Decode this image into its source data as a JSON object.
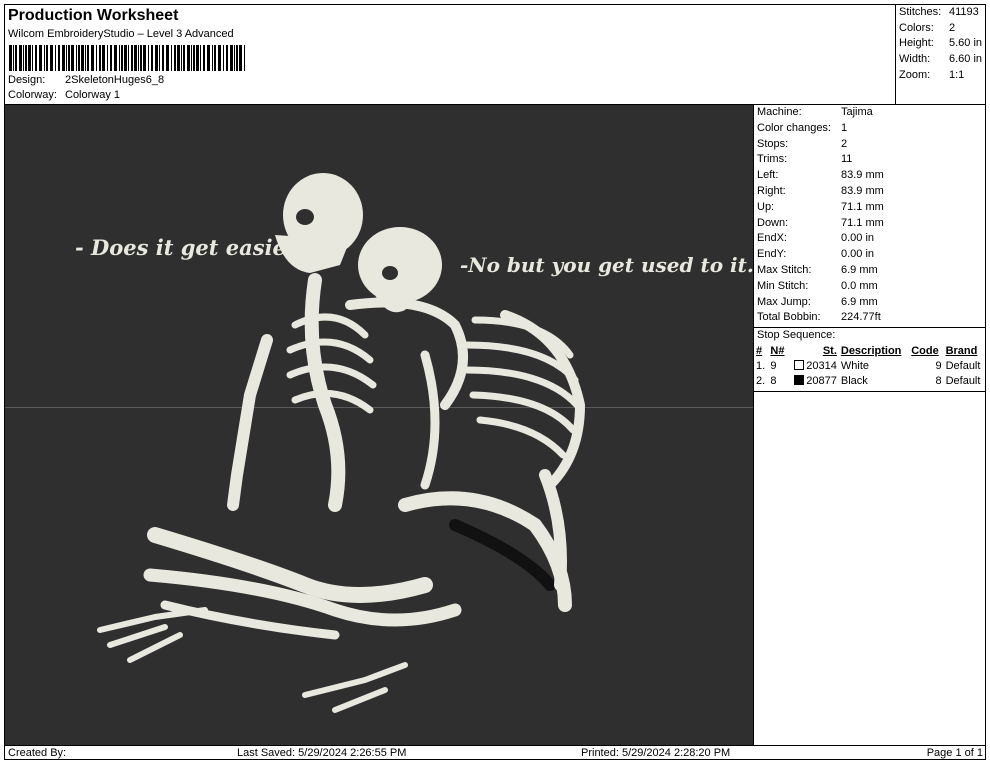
{
  "header": {
    "title": "Production Worksheet",
    "subtitle": "Wilcom EmbroideryStudio – Level 3 Advanced",
    "design_label": "Design:",
    "design_value": "2SkeletonHuges6_8",
    "colorway_label": "Colorway:",
    "colorway_value": "Colorway 1"
  },
  "summary": [
    {
      "label": "Stitches:",
      "value": "41193"
    },
    {
      "label": "Colors:",
      "value": "2"
    },
    {
      "label": "Height:",
      "value": "5.60 in"
    },
    {
      "label": "Width:",
      "value": "6.60 in"
    },
    {
      "label": "Zoom:",
      "value": "1:1"
    }
  ],
  "canvas": {
    "text_left": "- Does it get easier.",
    "text_right": "-No but you get used to it.",
    "background": "#2f2f2f",
    "thread_color": "#e8e8df"
  },
  "machine_info": [
    {
      "label": "Machine:",
      "value": "Tajima"
    },
    {
      "label": "Color changes:",
      "value": "1"
    },
    {
      "label": "Stops:",
      "value": "2"
    },
    {
      "label": "Trims:",
      "value": "11"
    },
    {
      "label": "Left:",
      "value": "83.9 mm"
    },
    {
      "label": "Right:",
      "value": "83.9 mm"
    },
    {
      "label": "Up:",
      "value": "71.1 mm"
    },
    {
      "label": "Down:",
      "value": "71.1 mm"
    },
    {
      "label": "EndX:",
      "value": "0.00 in"
    },
    {
      "label": "EndY:",
      "value": "0.00 in"
    },
    {
      "label": "Max Stitch:",
      "value": "6.9 mm"
    },
    {
      "label": "Min Stitch:",
      "value": "0.0 mm"
    },
    {
      "label": "Max Jump:",
      "value": "6.9 mm"
    },
    {
      "label": "Total Bobbin:",
      "value": "224.77ft"
    }
  ],
  "stop_sequence": {
    "title": "Stop Sequence:",
    "columns": [
      "#",
      "N#",
      "St.",
      "Description",
      "Code",
      "Brand"
    ],
    "rows": [
      {
        "num": "1.",
        "n": "9",
        "swatch": "#ffffff",
        "st": "20314",
        "description": "White",
        "code": "9",
        "brand": "Default"
      },
      {
        "num": "2.",
        "n": "8",
        "swatch": "#000000",
        "st": "20877",
        "description": "Black",
        "code": "8",
        "brand": "Default"
      }
    ]
  },
  "footer": {
    "created_by": "Created By:",
    "last_saved": "Last Saved: 5/29/2024 2:26:55 PM",
    "printed": "Printed: 5/29/2024 2:28:20 PM",
    "page": "Page 1 of 1"
  }
}
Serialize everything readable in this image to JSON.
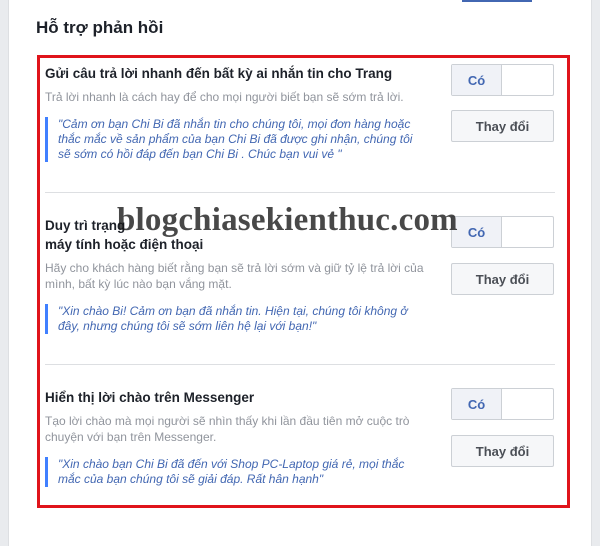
{
  "panel": {
    "title": "Hỗ trợ phản hồi"
  },
  "sections": [
    {
      "title": "Gửi câu trả lời nhanh đến bất kỳ ai nhắn tin cho Trang",
      "description": "Trả lời nhanh là cách hay để cho mọi người biết bạn sẽ sớm trả lời.",
      "quote": "\"Cảm ơn bạn Chi Bi đã nhắn tin cho chúng tôi, mọi đơn hàng hoặc thắc mắc về sản phẩm của bạn Chi Bi đã được ghi nhận, chúng tôi sẽ sớm có hồi đáp đến bạn Chi Bi . Chúc bạn vui vẻ \"",
      "toggle_label": "Có",
      "change_label": "Thay đổi"
    },
    {
      "title": "Duy trì trạng thái ... khi bạn không thể truy cập máy tính hoặc điện thoại",
      "title_visible": "Duy trì trạng",
      "title_line2": "máy tính hoặc điện thoại",
      "description": "Hãy cho khách hàng biết rằng bạn sẽ trả lời sớm và giữ tỷ lệ trả lời của mình, bất kỳ lúc nào bạn vắng mặt.",
      "quote": "\"Xin chào Bi! Cảm ơn bạn đã nhắn tin. Hiện tại, chúng tôi không ở đây, nhưng chúng tôi sẽ sớm liên hệ lại với bạn!\"",
      "toggle_label": "Có",
      "change_label": "Thay đổi"
    },
    {
      "title": "Hiển thị lời chào trên Messenger",
      "description": "Tạo lời chào mà mọi người sẽ nhìn thấy khi lần đầu tiên mở cuộc trò chuyện với bạn trên Messenger.",
      "quote": "\"Xin chào bạn Chi Bi đã đến với Shop PC-Laptop giá rẻ, mọi thắc mắc của bạn chúng tôi sẽ giải đáp. Rất hân hạnh\"",
      "toggle_label": "Có",
      "change_label": "Thay đổi"
    }
  ],
  "watermark": "blogchiasekienthuc.com",
  "colors": {
    "highlight": "#e0141b",
    "link_blue": "#4267b2",
    "quote_bar": "#4080ff"
  }
}
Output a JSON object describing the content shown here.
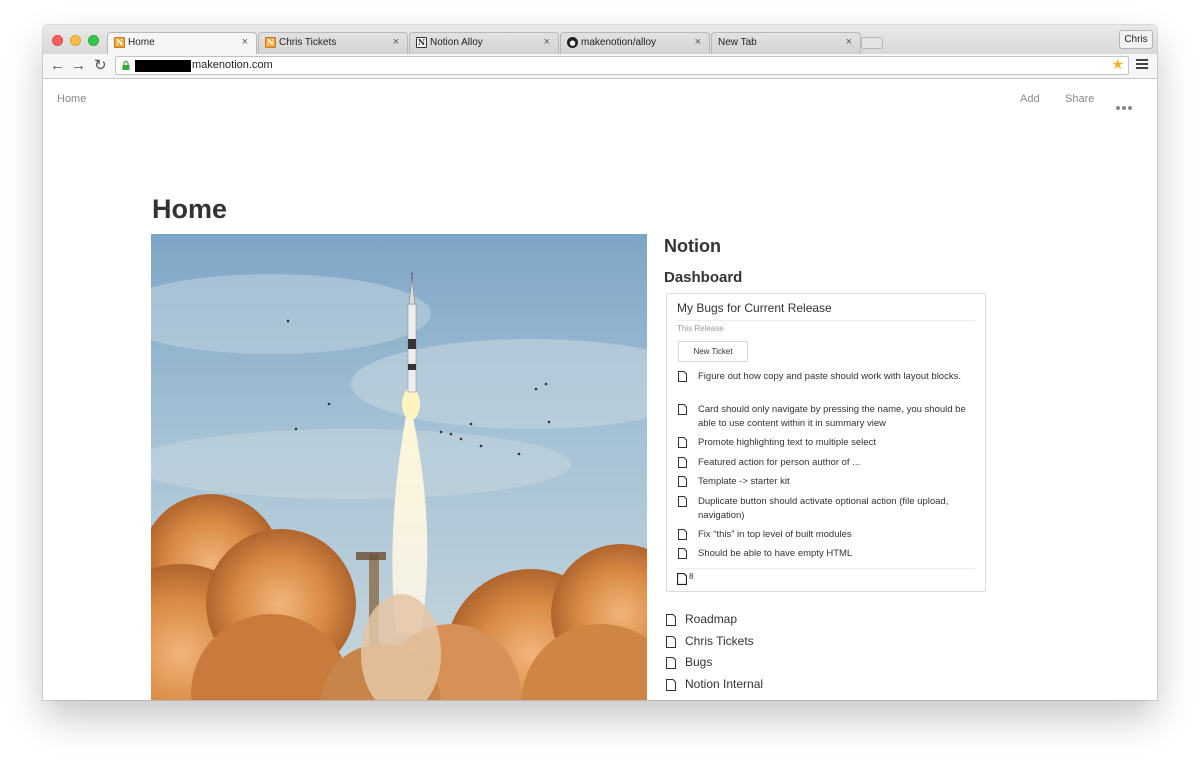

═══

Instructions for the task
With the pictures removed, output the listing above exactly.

Task result
Decode this image into its source data as a JSON object.
{
  "header": {
    "title": "Production Worksheet",
    "subtitle": "Wilcom EmbroideryStudio – Level 3 Advanced",
    "design_label": "Design:",
    "design_value": "2SkeletonHuges6_8",
    "colorway_label": "Colorway:",
    "colorway_value": "Colorway 1"
  },
  "summary": [
    {
      "label": "Stitches:",
      "value": "41193"
    },
    {
      "label": "Colors:",
      "value": "2"
    },
    {
      "label": "Height:",
      "value": "5.60 in"
    },
    {
      "label": "Width:",
      "value": "6.60 in"
    },
    {
      "label": "Zoom:",
      "value": "1:1"
    }
  ],
  "canvas": {
    "text_left": "- Does it get easier.",
    "text_right": "-No but you get used to it.",
    "background": "#2f2f2f",
    "thread_color": "#e8e8df"
  },
  "machine_info": [
    {
      "label": "Machine:",
      "value": "Tajima"
    },
    {
      "label": "Color changes:",
      "value": "1"
    },
    {
      "label": "Stops:",
      "value": "2"
    },
    {
      "label": "Trims:",
      "value": "11"
    },
    {
      "label": "Left:",
      "value": "83.9 mm"
    },
    {
      "label": "Right:",
      "value": "83.9 mm"
    },
    {
      "label": "Up:",
      "value": "71.1 mm"
    },
    {
      "label": "Down:",
      "value": "71.1 mm"
    },
    {
      "label": "EndX:",
      "value": "0.00 in"
    },
    {
      "label": "EndY:",
      "value": "0.00 in"
    },
    {
      "label": "Max Stitch:",
      "value": "6.9 mm"
    },
    {
      "label": "Min Stitch:",
      "value": "0.0 mm"
    },
    {
      "label": "Max Jump:",
      "value": "6.9 mm"
    },
    {
      "label": "Total Bobbin:",
      "value": "224.77ft"
    }
  ],
  "stop_sequence": {
    "title": "Stop Sequence:",
    "columns": [
      "#",
      "N#",
      "St.",
      "Description",
      "Code",
      "Brand"
    ],
    "rows": [
      {
        "num": "1.",
        "n": "9",
        "swatch": "#ffffff",
        "st": "20314",
        "description": "White",
        "code": "9",
        "brand": "Default"
      },
      {
        "num": "2.",
        "n": "8",
        "swatch": "#000000",
        "st": "20877",
        "description": "Black",
        "code": "8",
        "brand": "Default"
      }
    ]
  },
  "footer": {
    "created_by": "Created By:",
    "last_saved": "Last Saved: 5/29/2024 2:26:55 PM",
    "printed": "Printed: 5/29/2024 2:28:20 PM",
    "page": "Page 1 of 1"
  }
}
Serialize everything readable in this image to JSON.
{
  "panel": {
    "title": "Hỗ trợ phản hồi"
  },
  "sections": [
    {
      "title": "Gửi câu trả lời nhanh đến bất kỳ ai nhắn tin cho Trang",
      "description": "Trả lời nhanh là cách hay để cho mọi người biết bạn sẽ sớm trả lời.",
      "quote": "\"Cảm ơn bạn Chi Bi đã nhắn tin cho chúng tôi, mọi đơn hàng hoặc thắc mắc về sản phẩm của bạn Chi Bi đã được ghi nhận, chúng tôi sẽ sớm có hồi đáp đến bạn Chi Bi . Chúc bạn vui vẻ \"",
      "toggle_label": "Có",
      "change_label": "Thay đổi"
    },
    {
      "title": "Duy trì trạng thái ... khi bạn không thể truy cập máy tính hoặc điện thoại",
      "title_visible": "Duy trì trạng",
      "title_line2": "máy tính hoặc điện thoại",
      "description": "Hãy cho khách hàng biết rằng bạn sẽ trả lời sớm và giữ tỷ lệ trả lời của mình, bất kỳ lúc nào bạn vắng mặt.",
      "quote": "\"Xin chào Bi! Cảm ơn bạn đã nhắn tin. Hiện tại, chúng tôi không ở đây, nhưng chúng tôi sẽ sớm liên hệ lại với bạn!\"",
      "toggle_label": "Có",
      "change_label": "Thay đổi"
    },
    {
      "title": "Hiển thị lời chào trên Messenger",
      "description": "Tạo lời chào mà mọi người sẽ nhìn thấy khi lần đầu tiên mở cuộc trò chuyện với bạn trên Messenger.",
      "quote": "\"Xin chào bạn Chi Bi đã đến với Shop PC-Laptop giá rẻ, mọi thắc mắc của bạn chúng tôi sẽ giải đáp. Rất hân hạnh\"",
      "toggle_label": "Có",
      "change_label": "Thay đổi"
    }
  ],
  "watermark": "blogchiasekienthuc.com",
  "colors": {
    "highlight": "#e0141b",
    "link_blue": "#4267b2",
    "quote_bar": "#4080ff"
  }
}
Output a JSON object describing the content shown here.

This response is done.